But among the japes there was real science. Bose showed that electrical conductors could become charged provided they were insulated from the ground using suitable material. He ‘electrified’ water in a drinking glass, and drew sparks from it using a finger or, more theatrically, with a sword. It presented a contradiction: fire could somehow pass through water. In public, Bose heightened the drama by setting fire to alcohol using a spark.

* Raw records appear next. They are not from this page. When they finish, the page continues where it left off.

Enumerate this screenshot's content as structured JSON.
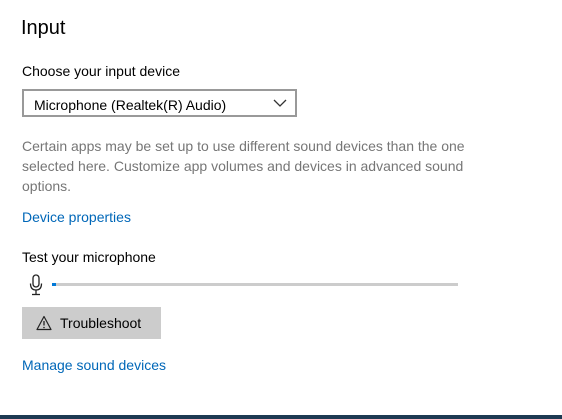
{
  "section": {
    "title": "Input"
  },
  "device_select": {
    "label": "Choose your input device",
    "selected": "Microphone (Realtek(R) Audio)",
    "icon": "chevron-down-icon"
  },
  "description": "Certain apps may be set up to use different sound devices than the one selected here. Customize app volumes and devices in advanced sound options.",
  "links": {
    "device_properties": "Device properties",
    "manage_sound_devices": "Manage sound devices"
  },
  "mic_test": {
    "label": "Test your microphone",
    "icon": "microphone-icon",
    "level": 0.01
  },
  "troubleshoot": {
    "label": "Troubleshoot",
    "icon": "warning-icon"
  },
  "colors": {
    "accent": "#0067b8",
    "level_fill": "#0078d7",
    "secondary_text": "#767676",
    "button_bg": "#cccccc"
  }
}
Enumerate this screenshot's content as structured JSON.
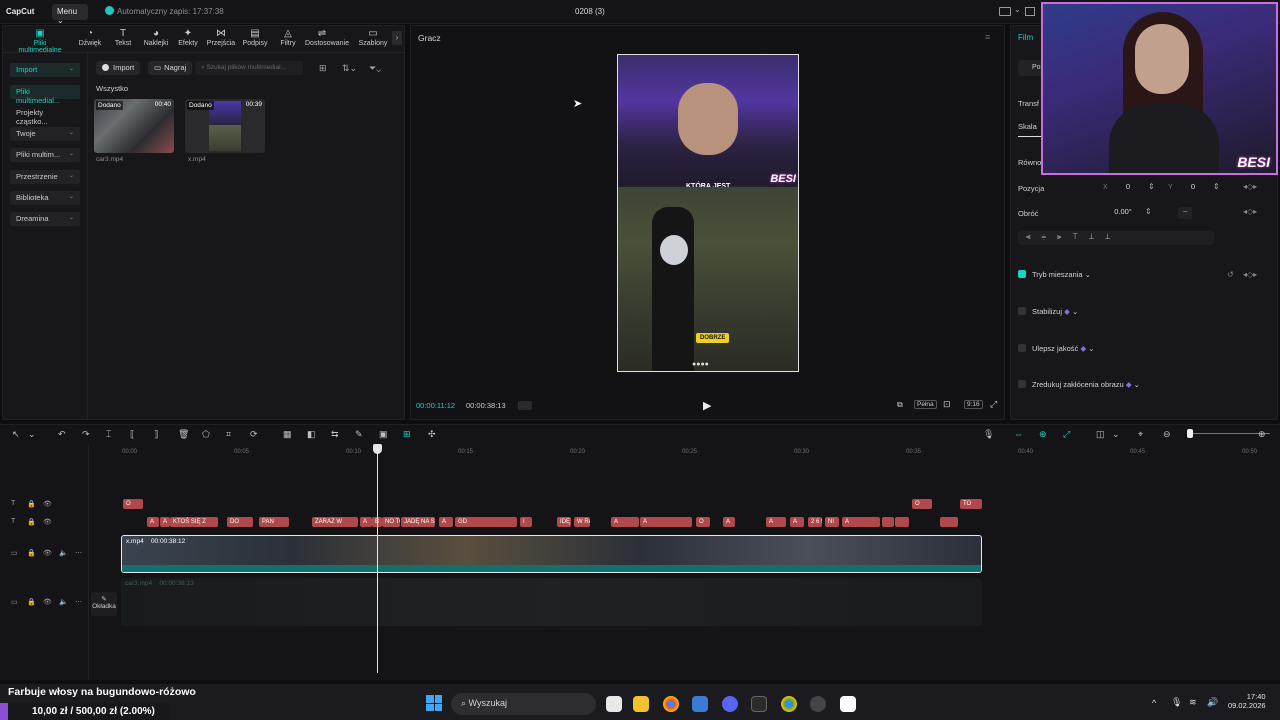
{
  "app": {
    "logo": "CapCut",
    "menu": "Menu",
    "autosave": "Automatyczny zapis: 17:37:38",
    "project_title": "0208 (3)"
  },
  "toolbar": [
    {
      "label": "Pliki multimedialne",
      "icon": "media-icon",
      "active": true
    },
    {
      "label": "Dźwięk",
      "icon": "audio-icon"
    },
    {
      "label": "Tekst",
      "icon": "text-icon"
    },
    {
      "label": "Naklejki",
      "icon": "sticker-icon"
    },
    {
      "label": "Efekty",
      "icon": "effects-icon"
    },
    {
      "label": "Przejścia",
      "icon": "transition-icon"
    },
    {
      "label": "Podpisy",
      "icon": "captions-icon"
    },
    {
      "label": "Filtry",
      "icon": "filter-icon"
    },
    {
      "label": "Dostosowanie",
      "icon": "adjust-icon"
    },
    {
      "label": "Szablony",
      "icon": "template-icon"
    }
  ],
  "sidebar": [
    {
      "label": "Import",
      "boxed": true,
      "selected": true
    },
    {
      "label": "Pliki multimedial...",
      "selected": true
    },
    {
      "label": "Projekty cząstko..."
    },
    {
      "label": "Twoje",
      "boxed": true
    },
    {
      "label": "Pliki multim...",
      "boxed": true
    },
    {
      "label": "Przestrzenie",
      "boxed": true
    },
    {
      "label": "Biblioteka",
      "boxed": true
    },
    {
      "label": "Dreamina",
      "boxed": true
    }
  ],
  "media": {
    "import_button": "Import",
    "record_button": "Nagraj",
    "search_placeholder": "Szukaj plików multimedial...",
    "section": "Wszystko",
    "items": [
      {
        "tag": "Dodano",
        "duration": "00:40",
        "name": "car3.mp4"
      },
      {
        "tag": "Dodano",
        "duration": "00:39",
        "name": "x.mp4"
      }
    ]
  },
  "player": {
    "label": "Gracz",
    "current_time": "00:00:11:12",
    "total_time": "00:00:38:13",
    "full_label": "Pełna",
    "ratio": "9:16",
    "subtitle_top": "KTÓRĄ JEST",
    "besi": "BESI",
    "sticker": "DOBRZE"
  },
  "inspector": {
    "tab": "Film",
    "transform": "Transf",
    "scale": "Skala",
    "uniform": "Równo",
    "position_label": "Pozycja",
    "x_label": "X",
    "x_value": "0",
    "y_label": "Y",
    "y_value": "0",
    "rotate_label": "Obróć",
    "rotate_value": "0.00°",
    "blend": "Tryb mieszania",
    "stabilize": "Stabilizuj",
    "enhance": "Ulepsz jakość",
    "denoise": "Zredukuj zakłócenia obrazu"
  },
  "timeline": {
    "ticks": [
      "00:00",
      "00:05",
      "00:10",
      "00:15",
      "00:20",
      "00:25",
      "00:30",
      "00:35",
      "00:40",
      "00:45",
      "00:50"
    ],
    "video_label": "x.mp4",
    "video_duration": "00:00:38:12",
    "audio_label": "car3.mp4",
    "audio_duration": "00:00:38:13",
    "cover": "Okładka",
    "text_row1": [
      "O",
      "O",
      "TO"
    ],
    "text_row2": [
      "A",
      "A",
      "KTOŚ SIĘ Z",
      "DO",
      "PAN",
      "ZARAZ W",
      "A",
      "B",
      "NO TO",
      "JADĘ NA SPOT",
      "A",
      "GD",
      "I",
      "IDĘ S",
      "W RAZIE CZ",
      "A",
      "A",
      "O",
      "A",
      "A",
      "A",
      "2 6 9 0",
      "NI",
      "A"
    ]
  },
  "overlay": {
    "notice": "Farbuje włosy na bugundowo-różowo",
    "progress": "10,00 zł / 500,00 zł (2.00%)",
    "progress_fraction": 0.02
  },
  "taskbar": {
    "search": "Wyszukaj",
    "time": "17:40",
    "date": "09.02.2026"
  },
  "colors": {
    "accent": "#19d4c6",
    "text_clip": "#b0484c",
    "webcam_border": "#c86ee0"
  }
}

His demonstration experiments caused a sensation. Von Kleist, who had an electrical machine of his own, probably wondered whether the electricity could not be stored in the liquid itself. On 15 October 1745 he filled a small medicine bottle with alcohol or water and stoppered it, having hammered a nail through the cork to allow the electricity to reach the liquid. He then touched the nail to his machine. In the dim evening light he noticed a ‘pencil of fire’ around the nail, which lasted while he walked 60 paces around the room holding the bottle. When he touched it with his finger he received a massive electrical shock that stunned his arm and shoulder – enough to make von Kleist extremely wary of his bottle.

0417CW - Classic Kit - Pieter van Musschenbroek dutch scientist

Source: © Science Photo Library

Pieter van Musschenbroek, the Dutch scientist who also reported discovery of the Leyden jar

Astonished by his discovery, he wrote to several academics in Berlin, Hallé, Leipzig and Gdánsk, all of whom failed to reproduce the effect. He may also have written to university friends in Leiden, because four months later the university’s professor of physics Pieter van Musschenbroek reported an almost identical experiment in letters to the French scientist René de Réaumur. Arguments have swirled among historians about how the Leiden experiment came about. It is known that a lawyer Andreas Cunaeus, who spent his spare time with van Musschenbroek and Allamand, was involved and he is generally agreed to have received the first major jolt in Leiden.

Were the three aware of von Kleist’s work? Van Musschenbroek has been dismissed by historians as an indifferent electrical experimenter, tending to spend more time repeating others’ work carefully than on embarking on anything new. We may never know the precise sequence, but the uncertainty over priority has led to the gradual disappearance of the term Kleistian, to be replaced by the more generic Leyden (Leiden) jar – a term coined by French scientist Jean-Antoine Nollet, who translated van Musschenbroek’s work.

Von Kleist died less than three years after his discovery, probably oblivious to its significance. The ability to store charge opened up new possibilities in the study of electrical phenomena. Metallic coatings on the inside and outside of the jar improved its performance, but American scientist Benjamin Franklin in particular showed that the charge was stored on the glass rather than the metal. He also began to link them in series (‘in cascade’) to make a battery of Leyden jars. In Bologna, Luigi Galvani used the jars to make dead frogs twitch and likened electric eels to biological Leyden jars; Alessandro Volta (Chemistry World, June 2011, p58) used them to demolish Galvani’s speculations. Kleist has also been referred to, rather improbably, as ‘the father of the telegraph’ due to the role Leyden jars played in its development.

Perhaps there is some irony that, while today there has never been a greater need to store electricity, the first scientific studies of electricity were made possible by a reliable storage device. There really is nothing new under the sun.